“Disappearance at Clifton Hill” will keep viewers riveted as Abby gets more and more wrapped up in the case. There are a few scenes that stretch credulity, but they can be explained away because Niagra Falls doesn’t have a large police force, thereby making it easier for Abby to act like a one-person detective agency and not get too much blowback about it from the local police. She’s also investigating something that the police don’t think is worth investigating, so she’s not competing with them to solve this mystery.
The movie was filmed entirely on location in the Niagra Falls area. That authenticity greatly benefits the look of “Disappearance at Clifton Hill,” which has a memorable Hitchcock-influenced chase sequence at night on the Clifton Hill promenade. It’s an area filled with funhouses, wax museums and carnival attractions that look much more sinister in the dark.
The movie’s cast also does a very good and credible job in portraying these realistic characters. Abby’s resourceful determination and her willingness to try to atone for her past mistakes will make viewers root for her. And her sleuthing skills will almost make people think that she’s should be a private investigator instead of a motel owner.
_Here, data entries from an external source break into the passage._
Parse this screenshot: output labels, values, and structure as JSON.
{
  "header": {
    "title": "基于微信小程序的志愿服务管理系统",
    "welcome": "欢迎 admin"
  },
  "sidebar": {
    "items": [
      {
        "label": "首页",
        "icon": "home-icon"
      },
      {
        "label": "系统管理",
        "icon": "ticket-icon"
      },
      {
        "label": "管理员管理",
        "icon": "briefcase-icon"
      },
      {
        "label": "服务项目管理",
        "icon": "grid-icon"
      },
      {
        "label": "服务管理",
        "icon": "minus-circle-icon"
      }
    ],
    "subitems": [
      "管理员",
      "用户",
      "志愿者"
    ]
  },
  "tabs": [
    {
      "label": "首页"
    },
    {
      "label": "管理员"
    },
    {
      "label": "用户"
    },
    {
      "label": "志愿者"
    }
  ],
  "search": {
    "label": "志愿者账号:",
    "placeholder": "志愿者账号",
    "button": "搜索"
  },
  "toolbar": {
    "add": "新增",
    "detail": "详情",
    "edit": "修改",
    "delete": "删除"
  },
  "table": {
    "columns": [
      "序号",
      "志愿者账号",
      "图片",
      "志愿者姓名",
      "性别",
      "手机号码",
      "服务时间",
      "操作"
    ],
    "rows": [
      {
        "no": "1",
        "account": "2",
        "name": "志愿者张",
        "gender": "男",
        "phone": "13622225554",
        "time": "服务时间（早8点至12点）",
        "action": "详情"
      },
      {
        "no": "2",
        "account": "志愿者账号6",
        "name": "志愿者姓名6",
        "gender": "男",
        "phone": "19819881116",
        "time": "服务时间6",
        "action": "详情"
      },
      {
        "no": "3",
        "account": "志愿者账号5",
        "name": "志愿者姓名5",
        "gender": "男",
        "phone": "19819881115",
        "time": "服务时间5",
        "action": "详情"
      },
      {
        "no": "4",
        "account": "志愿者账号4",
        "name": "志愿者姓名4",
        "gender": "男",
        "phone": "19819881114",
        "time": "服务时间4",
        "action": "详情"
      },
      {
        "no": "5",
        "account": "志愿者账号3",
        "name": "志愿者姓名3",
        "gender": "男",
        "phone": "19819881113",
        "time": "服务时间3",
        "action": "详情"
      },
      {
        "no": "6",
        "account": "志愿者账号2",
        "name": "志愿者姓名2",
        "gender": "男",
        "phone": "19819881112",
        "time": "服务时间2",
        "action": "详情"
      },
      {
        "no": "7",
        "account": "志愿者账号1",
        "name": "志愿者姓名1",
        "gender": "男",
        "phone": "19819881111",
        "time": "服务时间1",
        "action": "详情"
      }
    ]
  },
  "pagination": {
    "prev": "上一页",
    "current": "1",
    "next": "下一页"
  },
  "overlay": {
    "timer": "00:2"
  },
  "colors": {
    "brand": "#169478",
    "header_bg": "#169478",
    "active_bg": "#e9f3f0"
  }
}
If you like suspenseful mysteries with some unpredictable twists and intriguing characters, then “Disappearance at Clifton Hill” is definitely worth your time.
IFC Films/IFC Midnight released “Disappearance at Clifton Hill” in select U.S. cinemas on February 28, 2020.